- Opening Delimiter -

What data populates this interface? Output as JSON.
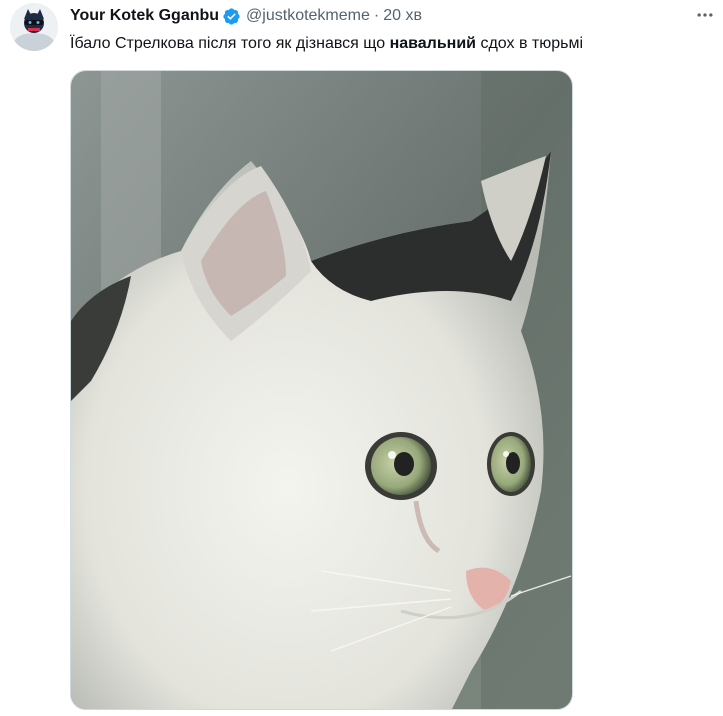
{
  "author": {
    "display_name": "Your Kotek Gganbu",
    "handle": "@justkotekmeme",
    "separator": "·",
    "timestamp": "20 хв",
    "verified": true,
    "verified_color": "#1d9bf0"
  },
  "tweet": {
    "text_before": "Їбало Стрелкова після того як дізнався що ",
    "text_bold": "навальний",
    "text_after": " сдох в тюрьмі"
  },
  "media": {
    "type": "photo",
    "subject": "white-and-black cat with wide teary eyes"
  },
  "icons": {
    "more": "more-horizontal-icon",
    "verified": "verified-badge-icon"
  },
  "colors": {
    "text_primary": "#0f1419",
    "text_secondary": "#536471",
    "accent": "#1d9bf0"
  }
}
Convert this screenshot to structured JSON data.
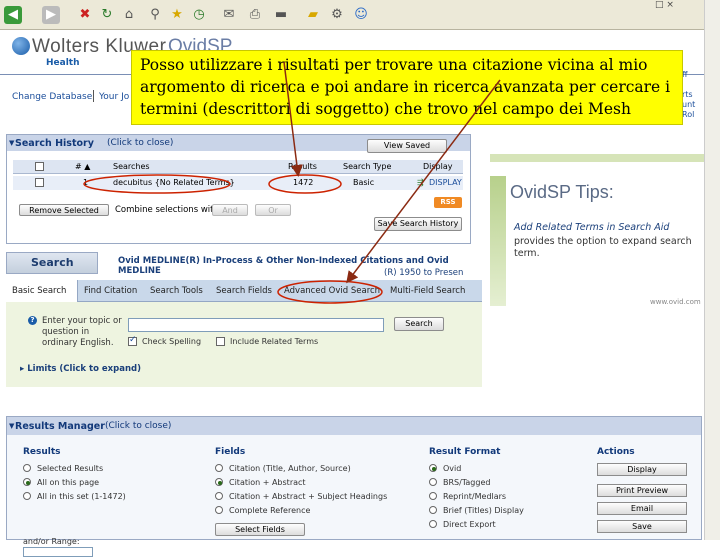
{
  "colors": {
    "callout": "#ffff00",
    "arrow": "#8b2a12",
    "highlight_oval": "#cc2200",
    "panel_header": "#c9d4e8",
    "link": "#1a4d9a"
  },
  "browser": {
    "window_label": "□ ×",
    "icons": [
      "back-icon",
      "forward-icon",
      "stop-icon",
      "refresh-icon",
      "home-icon",
      "search-icon",
      "favorites-icon",
      "history-icon",
      "mail-icon",
      "print-icon",
      "edit-icon",
      "folder-icon",
      "tools-icon",
      "messenger-icon"
    ]
  },
  "header": {
    "brand": "Wolters Kluwer",
    "brand_sub": "Health",
    "product": "OvidSP",
    "nav_change_db": "Change Database",
    "nav_your": "Your Jo",
    "right_links": [
      "ff",
      "rts",
      "unt",
      "Rol"
    ]
  },
  "callout": {
    "text": "Posso utilizzare i risultati per trovare una citazione vicina al mio argomento di ricerca e poi andare in ricerca avanzata per cercare i termini (descrittori di soggetto) che trovo nel campo dei Mesh"
  },
  "history": {
    "title": "Search History",
    "close_hint": "(Click to close)",
    "view_saved": "View Saved",
    "columns": {
      "num": "# ▲",
      "searches": "Searches",
      "results": "Results",
      "type": "Search Type",
      "display": "Display"
    },
    "rows": [
      {
        "num": "1",
        "search": "decubitus {No Related Terms}",
        "results": "1472",
        "type": "Basic",
        "display": "DISPLAY"
      }
    ],
    "remove_selected": "Remove Selected",
    "combine_label": "Combine selections with:",
    "and_label": "And",
    "or_label": "Or",
    "rss": "RSS",
    "save_search": "Save Search History"
  },
  "tips": {
    "title": "OvidSP Tips:",
    "line1": "Add Related Terms in Search Aid",
    "line2": "provides the option to expand search term.",
    "url": "www.ovid.com"
  },
  "search": {
    "tab_title": "Search",
    "db_line1": "Ovid MEDLINE(R) In-Process & Other Non-Indexed Citations and Ovid MEDLINE",
    "db_line2": "(R) 1950 to Presen",
    "tabs": [
      "Basic Search",
      "Find Citation",
      "Search Tools",
      "Search Fields",
      "Advanced Ovid Search",
      "Multi-Field Search"
    ],
    "prompt": "Enter your topic or question in ordinary English.",
    "input_value": "",
    "search_button": "Search",
    "spell_label": "Check Spelling",
    "related_label": "Include Related Terms",
    "limits": "Limits (Click to expand)"
  },
  "results_manager": {
    "title": "Results Manager",
    "close_hint": "(Click to close)",
    "results": {
      "heading": "Results",
      "options": [
        "Selected Results",
        "All on this page",
        "All in this set (1-1472)"
      ],
      "selected_index": 1,
      "range_label": "and/or Range:"
    },
    "fields": {
      "heading": "Fields",
      "options": [
        "Citation (Title, Author, Source)",
        "Citation + Abstract",
        "Citation + Abstract + Subject Headings",
        "Complete Reference"
      ],
      "selected_index": 1,
      "select_button": "Select Fields"
    },
    "format": {
      "heading": "Result Format",
      "options": [
        "Ovid",
        "BRS/Tagged",
        "Reprint/Medlars",
        "Brief (Titles) Display",
        "Direct Export"
      ],
      "selected_index": 0
    },
    "actions": {
      "heading": "Actions",
      "buttons": [
        "Display",
        "Print Preview",
        "Email",
        "Save"
      ]
    }
  }
}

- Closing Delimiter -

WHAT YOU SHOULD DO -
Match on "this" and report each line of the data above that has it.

PROBLEM SOLUTION -
What data populates this interface? Output as JSON.
Convert this screenshot to structured JSON data.
        "All on this page",
        "All in this set (1-1472)"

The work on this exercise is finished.